This is as a result of the replacement of the existing pipelines with obsolete ones that cannot contain the pressure of water because of its rustiness.

The old pipelines were abandoned to “rot” at the booster station at Bagabaga after an earlier water expansion project 12 years ago.



Not long after its replacement, the outdated pipelines have developed cracks, with water gushing out of them, a situation which has forced the company to shut down the pipelines that supply water to Moshie Zongo, Worzhehi, and the central business district of the metropolis for almost a week now.

The Finder’s investigations have revealed that the contractor, Rocsam Limited, was contracted by the Ghana Water Company Limited (GWCL) to do the relocation of the pipes to give way for them to carry out the construction of the market complex.

Three officers, including the Regional Distribution Manager, the Tamale East and West District managers, entered into an agreement with the contractor to relocate the pipes at a cost between Ghc40,000 to Ghc50,000, which includes the cost of the pipes.?Meanwhile, the contractor, in an interview with The Finder, said he contracted GWCL, being the authorised body to deal with issues relating to water supply, to do the relocation for a fee of Ghc7,700, but said he had absolute trust in them to deliver but was shocked at the recent developments.

Management, however, failed to meet the technical requirements of the relocation by going in for obsolete pipes given to the company as part of a contract given to it by BY Water Ghana to ensure the provision of drinking water for residents of Vitting, Kalarga, around the ring road and beyond.

The Finder’s investigations revealed the GWCL instead of buying new 15-inch Uvpc pipes, they picked the pipes By Water left for them, which was left to the mercy of the weather for almost 12 years and was declared obsolete by the management. This, according to technical men from GWCL, cannot support the pressure required in supplying water to the residents within the heart of Tamale.
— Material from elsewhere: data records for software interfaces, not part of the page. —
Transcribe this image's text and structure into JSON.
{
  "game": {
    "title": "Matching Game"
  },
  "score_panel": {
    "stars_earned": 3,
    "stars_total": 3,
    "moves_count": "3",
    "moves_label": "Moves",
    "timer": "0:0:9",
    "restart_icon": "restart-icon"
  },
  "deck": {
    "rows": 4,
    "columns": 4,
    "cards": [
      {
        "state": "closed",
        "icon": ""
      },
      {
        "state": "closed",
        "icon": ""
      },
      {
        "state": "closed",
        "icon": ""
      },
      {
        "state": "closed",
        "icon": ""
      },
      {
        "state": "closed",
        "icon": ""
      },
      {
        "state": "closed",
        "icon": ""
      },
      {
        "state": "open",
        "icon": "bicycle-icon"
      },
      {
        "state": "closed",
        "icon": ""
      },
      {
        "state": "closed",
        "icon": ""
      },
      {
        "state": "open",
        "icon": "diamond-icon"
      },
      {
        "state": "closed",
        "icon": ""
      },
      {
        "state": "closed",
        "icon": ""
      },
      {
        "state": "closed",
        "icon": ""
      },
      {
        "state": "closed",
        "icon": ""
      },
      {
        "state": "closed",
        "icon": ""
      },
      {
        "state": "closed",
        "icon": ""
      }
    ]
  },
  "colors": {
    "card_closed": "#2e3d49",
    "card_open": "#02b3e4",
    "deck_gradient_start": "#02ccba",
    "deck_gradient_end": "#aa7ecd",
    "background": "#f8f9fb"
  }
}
The pipes, numbering about 13, were illegally picked from the booster station at Bagabaga in the evening on May 22, 23 and 25, this year.

The three officials shared proceeds from the sale and execution of the contract, and not even a dime was paid into the company’s chest, which violates Article 12.0 of the senior and junior staff Collective Bargaining Agreement. And at this time, management saw nothing wrong in engaging some junior staff to illegally work on the project at night.

According to the CBA of the GWCL, any officer who purports to act for/or on behalf of the company or commits the company to enter into any transaction or agreement for which he personally derives or is likely to derive some beneficiary interest shall be guilty of misconduct and shall be liable to disciplinary action.

The junior staff are, however, accusing the management of going contrary to the provision of the CBA, a provision the management has used in sacking and interdicting several junior staff.

The paper has also gathered that management is abusing the infrastructure levy of GH?100 charged on every new service seeker. Management is now charging infrastructural levy on every service and does not account for it.